I would like each line of the data that holds the word "LNJB" copied out.

Component data from apps and pages:
-------

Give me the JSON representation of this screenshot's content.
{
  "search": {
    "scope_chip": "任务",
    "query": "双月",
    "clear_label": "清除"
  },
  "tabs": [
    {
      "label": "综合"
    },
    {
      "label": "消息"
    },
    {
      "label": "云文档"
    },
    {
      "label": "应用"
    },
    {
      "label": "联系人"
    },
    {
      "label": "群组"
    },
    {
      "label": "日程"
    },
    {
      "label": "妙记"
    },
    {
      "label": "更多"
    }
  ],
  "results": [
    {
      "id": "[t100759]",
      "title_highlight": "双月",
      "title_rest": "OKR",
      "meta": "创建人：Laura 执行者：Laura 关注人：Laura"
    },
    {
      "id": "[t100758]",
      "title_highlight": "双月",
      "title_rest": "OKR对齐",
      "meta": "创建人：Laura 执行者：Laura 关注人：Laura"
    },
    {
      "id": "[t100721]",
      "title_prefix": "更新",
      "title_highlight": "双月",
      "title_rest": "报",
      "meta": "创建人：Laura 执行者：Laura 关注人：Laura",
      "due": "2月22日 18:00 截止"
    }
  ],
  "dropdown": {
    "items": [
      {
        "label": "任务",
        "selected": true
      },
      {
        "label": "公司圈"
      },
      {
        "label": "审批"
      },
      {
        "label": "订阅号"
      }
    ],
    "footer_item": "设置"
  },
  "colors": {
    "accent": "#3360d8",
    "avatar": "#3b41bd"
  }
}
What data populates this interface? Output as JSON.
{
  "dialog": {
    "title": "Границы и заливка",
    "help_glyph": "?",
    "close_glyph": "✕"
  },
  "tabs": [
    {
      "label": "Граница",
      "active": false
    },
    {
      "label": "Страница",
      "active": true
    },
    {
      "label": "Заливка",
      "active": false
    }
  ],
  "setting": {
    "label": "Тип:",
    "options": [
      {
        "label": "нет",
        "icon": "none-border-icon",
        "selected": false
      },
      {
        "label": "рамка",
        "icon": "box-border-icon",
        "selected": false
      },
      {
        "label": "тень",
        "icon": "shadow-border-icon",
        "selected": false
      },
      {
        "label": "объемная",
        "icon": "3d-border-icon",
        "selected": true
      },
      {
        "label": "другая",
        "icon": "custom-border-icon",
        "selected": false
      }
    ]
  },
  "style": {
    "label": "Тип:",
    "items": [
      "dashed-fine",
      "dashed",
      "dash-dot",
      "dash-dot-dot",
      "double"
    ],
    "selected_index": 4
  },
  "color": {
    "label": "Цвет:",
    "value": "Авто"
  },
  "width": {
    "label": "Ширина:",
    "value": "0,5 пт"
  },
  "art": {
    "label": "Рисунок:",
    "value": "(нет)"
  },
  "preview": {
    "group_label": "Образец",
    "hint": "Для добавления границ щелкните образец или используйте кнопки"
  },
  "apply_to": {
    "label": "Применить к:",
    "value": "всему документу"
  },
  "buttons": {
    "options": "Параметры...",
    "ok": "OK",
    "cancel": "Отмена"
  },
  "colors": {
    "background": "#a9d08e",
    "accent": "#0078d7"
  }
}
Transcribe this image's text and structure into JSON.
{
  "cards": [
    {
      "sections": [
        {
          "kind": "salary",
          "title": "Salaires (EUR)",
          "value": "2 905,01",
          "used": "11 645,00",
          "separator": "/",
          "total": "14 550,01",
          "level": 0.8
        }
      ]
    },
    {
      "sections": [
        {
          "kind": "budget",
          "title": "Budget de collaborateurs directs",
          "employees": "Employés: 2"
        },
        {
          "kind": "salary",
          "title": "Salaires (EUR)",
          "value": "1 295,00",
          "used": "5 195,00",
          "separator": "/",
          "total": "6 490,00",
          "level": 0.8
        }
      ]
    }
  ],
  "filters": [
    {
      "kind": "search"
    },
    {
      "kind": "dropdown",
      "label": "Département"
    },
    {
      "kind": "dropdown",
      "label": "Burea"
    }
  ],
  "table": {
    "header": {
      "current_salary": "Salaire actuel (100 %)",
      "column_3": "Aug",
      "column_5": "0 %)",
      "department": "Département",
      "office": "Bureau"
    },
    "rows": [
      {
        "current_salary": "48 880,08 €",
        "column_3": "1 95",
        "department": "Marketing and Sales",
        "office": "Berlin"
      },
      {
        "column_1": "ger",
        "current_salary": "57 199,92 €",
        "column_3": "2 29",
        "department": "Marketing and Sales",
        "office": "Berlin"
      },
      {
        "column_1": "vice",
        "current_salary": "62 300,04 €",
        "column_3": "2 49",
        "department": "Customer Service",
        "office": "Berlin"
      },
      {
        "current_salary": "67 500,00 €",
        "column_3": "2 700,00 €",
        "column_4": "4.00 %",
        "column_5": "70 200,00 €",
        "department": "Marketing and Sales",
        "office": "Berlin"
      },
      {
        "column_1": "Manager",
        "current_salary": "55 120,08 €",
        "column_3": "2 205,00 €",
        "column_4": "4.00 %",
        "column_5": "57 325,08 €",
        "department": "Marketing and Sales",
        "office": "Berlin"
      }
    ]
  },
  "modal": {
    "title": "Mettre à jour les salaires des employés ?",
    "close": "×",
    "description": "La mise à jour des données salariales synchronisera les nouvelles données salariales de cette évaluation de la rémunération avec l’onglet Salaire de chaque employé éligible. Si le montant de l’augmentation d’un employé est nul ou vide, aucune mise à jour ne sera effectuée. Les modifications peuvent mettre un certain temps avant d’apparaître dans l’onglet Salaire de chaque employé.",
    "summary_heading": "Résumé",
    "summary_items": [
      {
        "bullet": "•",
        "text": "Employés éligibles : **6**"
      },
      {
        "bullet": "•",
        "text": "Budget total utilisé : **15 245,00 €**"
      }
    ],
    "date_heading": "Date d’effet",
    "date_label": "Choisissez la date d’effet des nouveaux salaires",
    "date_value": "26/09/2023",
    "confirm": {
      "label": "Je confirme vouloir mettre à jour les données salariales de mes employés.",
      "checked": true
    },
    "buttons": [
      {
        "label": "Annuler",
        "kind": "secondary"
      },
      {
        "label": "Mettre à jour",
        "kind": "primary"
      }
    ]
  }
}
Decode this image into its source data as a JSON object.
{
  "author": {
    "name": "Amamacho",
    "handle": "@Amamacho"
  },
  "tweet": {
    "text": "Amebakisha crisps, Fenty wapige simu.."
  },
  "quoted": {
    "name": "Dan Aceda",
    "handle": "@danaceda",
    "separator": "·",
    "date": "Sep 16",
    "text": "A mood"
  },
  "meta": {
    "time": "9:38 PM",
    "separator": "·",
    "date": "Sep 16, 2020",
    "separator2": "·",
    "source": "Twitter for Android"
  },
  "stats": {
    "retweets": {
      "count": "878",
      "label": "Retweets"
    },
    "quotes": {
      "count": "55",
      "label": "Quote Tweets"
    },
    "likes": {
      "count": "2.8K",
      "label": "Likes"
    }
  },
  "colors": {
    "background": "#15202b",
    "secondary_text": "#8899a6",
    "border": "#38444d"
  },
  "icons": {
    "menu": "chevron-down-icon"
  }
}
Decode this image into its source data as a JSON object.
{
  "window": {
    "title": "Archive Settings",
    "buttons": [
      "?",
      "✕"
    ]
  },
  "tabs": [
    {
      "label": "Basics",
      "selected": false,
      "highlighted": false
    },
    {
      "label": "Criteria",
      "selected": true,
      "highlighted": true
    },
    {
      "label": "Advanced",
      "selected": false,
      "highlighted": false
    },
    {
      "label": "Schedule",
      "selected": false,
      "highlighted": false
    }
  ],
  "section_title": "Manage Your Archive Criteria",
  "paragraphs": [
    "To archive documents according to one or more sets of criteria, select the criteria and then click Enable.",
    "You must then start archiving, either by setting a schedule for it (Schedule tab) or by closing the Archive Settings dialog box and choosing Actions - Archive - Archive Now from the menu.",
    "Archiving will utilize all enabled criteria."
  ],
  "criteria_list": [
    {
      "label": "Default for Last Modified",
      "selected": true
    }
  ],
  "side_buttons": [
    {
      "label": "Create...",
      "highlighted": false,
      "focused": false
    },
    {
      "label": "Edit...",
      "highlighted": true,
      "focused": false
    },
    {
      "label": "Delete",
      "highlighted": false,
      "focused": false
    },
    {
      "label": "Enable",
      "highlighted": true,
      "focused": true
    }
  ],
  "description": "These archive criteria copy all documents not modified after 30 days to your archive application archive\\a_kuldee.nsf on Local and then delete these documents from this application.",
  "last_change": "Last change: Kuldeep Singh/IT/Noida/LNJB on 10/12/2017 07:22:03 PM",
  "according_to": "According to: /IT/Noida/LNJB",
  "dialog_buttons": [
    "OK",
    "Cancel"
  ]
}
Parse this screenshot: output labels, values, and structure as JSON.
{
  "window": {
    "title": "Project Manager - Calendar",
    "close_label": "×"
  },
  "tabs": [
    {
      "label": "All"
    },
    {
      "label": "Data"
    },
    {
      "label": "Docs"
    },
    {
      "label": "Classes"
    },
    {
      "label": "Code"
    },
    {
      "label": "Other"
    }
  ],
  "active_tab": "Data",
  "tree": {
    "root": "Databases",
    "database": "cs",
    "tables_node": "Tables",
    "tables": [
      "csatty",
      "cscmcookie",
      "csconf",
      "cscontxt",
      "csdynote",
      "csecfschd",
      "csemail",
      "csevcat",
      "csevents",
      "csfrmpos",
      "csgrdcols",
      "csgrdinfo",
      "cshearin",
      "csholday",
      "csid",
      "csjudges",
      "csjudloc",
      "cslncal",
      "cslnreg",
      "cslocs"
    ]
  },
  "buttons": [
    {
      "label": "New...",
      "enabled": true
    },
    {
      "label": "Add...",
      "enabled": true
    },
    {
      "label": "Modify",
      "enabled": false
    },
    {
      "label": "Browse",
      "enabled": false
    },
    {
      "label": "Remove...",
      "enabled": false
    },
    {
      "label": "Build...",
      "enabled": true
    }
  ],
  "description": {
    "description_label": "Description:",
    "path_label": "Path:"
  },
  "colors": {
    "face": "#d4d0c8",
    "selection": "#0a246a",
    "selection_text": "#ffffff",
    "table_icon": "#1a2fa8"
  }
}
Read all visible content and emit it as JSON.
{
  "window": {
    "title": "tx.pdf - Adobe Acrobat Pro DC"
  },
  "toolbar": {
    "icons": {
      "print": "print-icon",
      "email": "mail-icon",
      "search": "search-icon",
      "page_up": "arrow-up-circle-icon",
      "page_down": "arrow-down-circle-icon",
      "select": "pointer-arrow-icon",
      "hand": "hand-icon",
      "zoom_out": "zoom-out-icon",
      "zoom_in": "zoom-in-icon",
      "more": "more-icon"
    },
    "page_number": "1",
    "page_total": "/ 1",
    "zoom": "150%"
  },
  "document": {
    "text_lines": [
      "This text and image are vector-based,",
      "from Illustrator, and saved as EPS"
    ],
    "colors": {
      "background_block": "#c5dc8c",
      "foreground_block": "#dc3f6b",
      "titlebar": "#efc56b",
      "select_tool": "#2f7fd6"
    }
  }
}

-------

> [Exercise solution]
  "last_change": "Last change: Kuldeep Singh/IT/Noida/LNJB on 10/12/2017 07:22:03 PM",
  "according_to": "According to: /IT/Noida/LNJB",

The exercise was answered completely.